The hamburger and fries that I had at the restaurant were delicious and seemed all the more so compared to the freeze dried meals I had been eating for days. My room wasn’t fancy, but it was comfortable and I slept soundly that night knowing that the first leg of my journey was complete.
I had a day to relax while I waited for my friends to join me. I spent the day cleaning my camera gear, charging batteries and sorting through my clothes and other gear. The next leg of the journey was to be a white water rafting trip through the foothills. This section of the river is known for its ledges and the rapids that have previously hosted kayaking competitions. Only experienced rafters should attempt this part of the river, so we hired an outfitter to guide us through these dangerous waters.
My friends began arriving at the Mukwah Tours base camp, next to the Panther River (a tributary of the Red Deer River) on that Friday evening. They set up camp and we sat by the fire drinking and talking about the next day's adventure. It was a pleasant contrast to the solitude of the previous week. I also had a chance to speak with our guides. They were all the type of young men who were drawn to outdoor adventure and extreme sports. Most of them had managed to find jobs that allowed them to maintain this lifestyle. In the winter it was snowboarding and in the summer it was rafting, kayaking and whitewater canoeing for them. One of them, who was from South Africa, also loved surfing. We found common ground when the conversation turned to preserving the river, conservation and ecology.

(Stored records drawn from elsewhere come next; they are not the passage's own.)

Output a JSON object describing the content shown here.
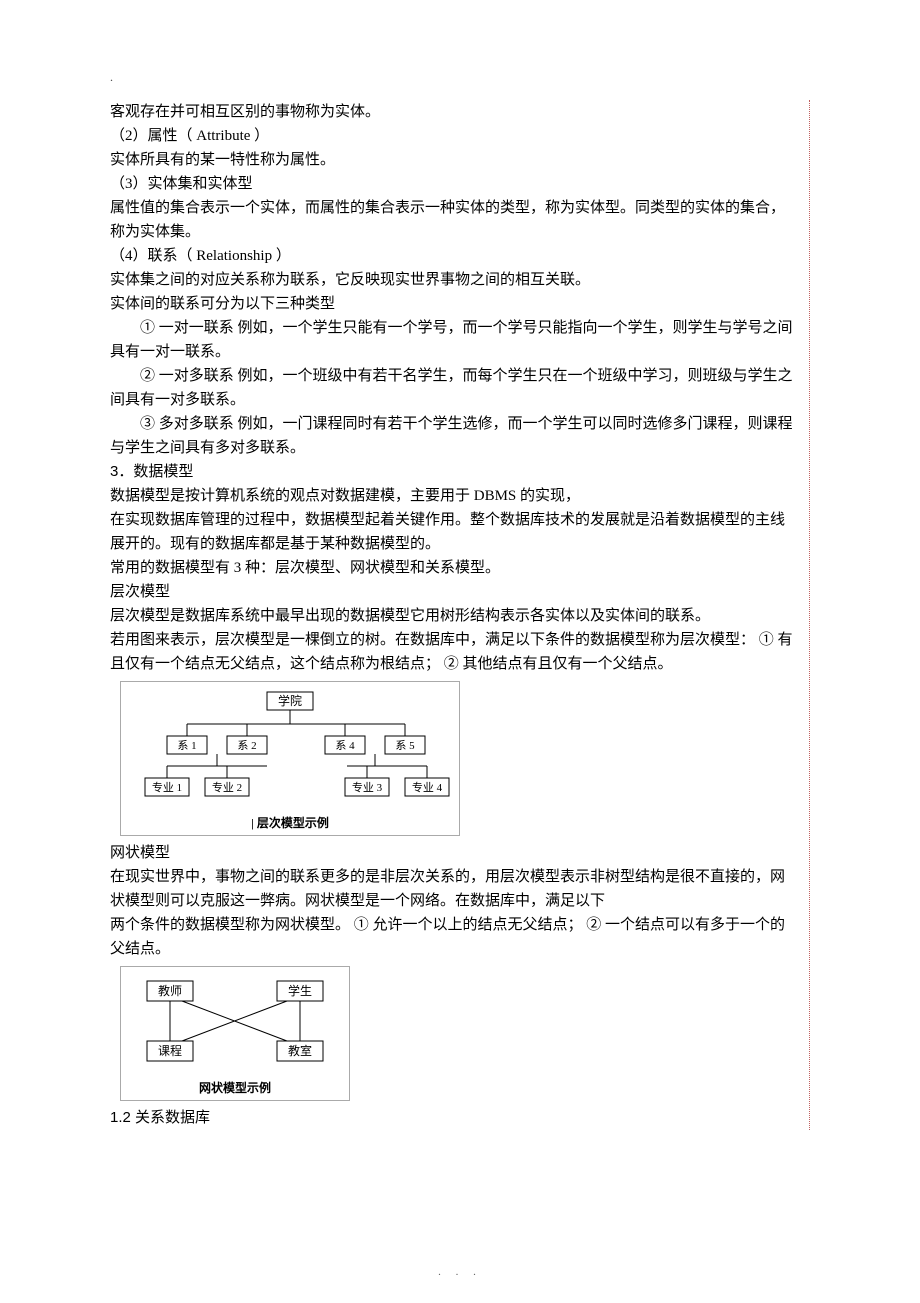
{
  "dot_mark": ".",
  "footer": ".   .   .",
  "paras": {
    "p0": "客观存在并可相互区别的事物称为实体。",
    "p1": "（2）属性（ Attribute  ）",
    "p2": "实体所具有的某一特性称为属性。",
    "p3": "（3）实体集和实体型",
    "p4": "属性值的集合表示一个实体，而属性的集合表示一种实体的类型，称为实体型。同类型的实体的集合，称为实体集。",
    "p5": "（4）联系（ Relationship  ）",
    "p6": "实体集之间的对应关系称为联系，它反映现实世界事物之间的相互关联。",
    "p7": "实体间的联系可分为以下三种类型",
    "p8": "①   一对一联系                  例如，一个学生只能有一个学号，而一个学号只能指向一个学生，则学生与学号之间具有一对一联系。",
    "p9": "②   一对多联系                  例如，一个班级中有若干名学生，而每个学生只在一个班级中学习，则班级与学生之间具有一对多联系。",
    "p10": "③   多对多联系                  例如，一门课程同时有若干个学生选修，而一个学生可以同时选修多门课程，则课程与学生之间具有多对多联系。",
    "p11": "3．数据模型",
    "p12": "数据模型是按计算机系统的观点对数据建模，主要用于          DBMS 的实现，",
    "p13": "在实现数据库管理的过程中，数据模型起着关键作用。整个数据库技术的发展就是沿着数据模型的主线展开的。现有的数据库都是基于某种数据模型的。",
    "p14": "常用的数据模型有   3 种：层次模型、网状模型和关系模型。",
    "p15": "层次模型",
    "p16": "层次模型是数据库系统中最早出现的数据模型它用树形结构表示各实体以及实体间的联系。",
    "p17": "若用图来表示，层次模型是一棵倒立的树。在数据库中，满足以下条件的数据模型称为层次模型：   ①   有且仅有一个结点无父结点，这个结点称为根结点；          ②   其他结点有且仅有一个父结点。",
    "p18": "网状模型",
    "p19": "在现实世界中，事物之间的联系更多的是非层次关系的，用层次模型表示非树型结构是很不直接的，网状模型则可以克服这一弊病。网状模型是一个网络。在数据库中，满足以下",
    "p20": "两个条件的数据模型称为网状模型。  ① 允许一个以上的结点无父结点；  ② 一个结点可以有多于一个的父结点。",
    "p21": "1.2   关系数据库"
  },
  "diagram1": {
    "root": "学院",
    "level2": [
      "系 1",
      "系 2",
      "系 4",
      "系 5"
    ],
    "level3": [
      "专业 1",
      "专业 2",
      "专业 3",
      "专业 4"
    ],
    "caption": "| 层次模型示例"
  },
  "diagram2": {
    "nodes": [
      "教师",
      "学生",
      "课程",
      "教室"
    ],
    "caption": "网状模型示例"
  }
}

The next day turned out to be rainy and cool, perhaps the coldest day of my entire trip. After an early lunch, we prepared for the day’s rafting. We put on wetsuits, special jackets, lifejackets, neoprene gloves and helmets. After instruction in safety and paddling, we launched our raft into the swift waters of the Panther River. Shortly we found ourselves at the conjunction of the Panther and the larger Red Deer River. We were shadowed by another raft filled with neophyte paddlers and two of Mukwah’s guides. We had a single guide who drilled us briefly on rafting techniques and we were off and over our first ledge. There was excitement and nervous laughter as the water dropped out from under our raft. We watched as the other raft followed us and listened to their screams and laughter. After playing briefly in the backwaters created by the ledge, our group was on its way to the next challenging portion.Our guide yelled instructions and steered from the back of our raft as we maneuvered our way down river through a series of ledges and rapids. Probably the most impressive of these was called “Nationals” after the National Kayaking Championship that had been held there years before. Between rapids, the other raft would challenge us to races and the South African guide would taunt us with cries of “lily dippers” and other insults whenever they managed to overtake us. We stopped for a rest and hot drinks near a twenty-five foot high cliff, from which most of us felt compelled to jump into the icy waters of the river. At the end of the day’s rafting, a van waited to shuttle us back to base camp for an evening of steaks, drinking and music.
|Photos courtesy Donna Pinder|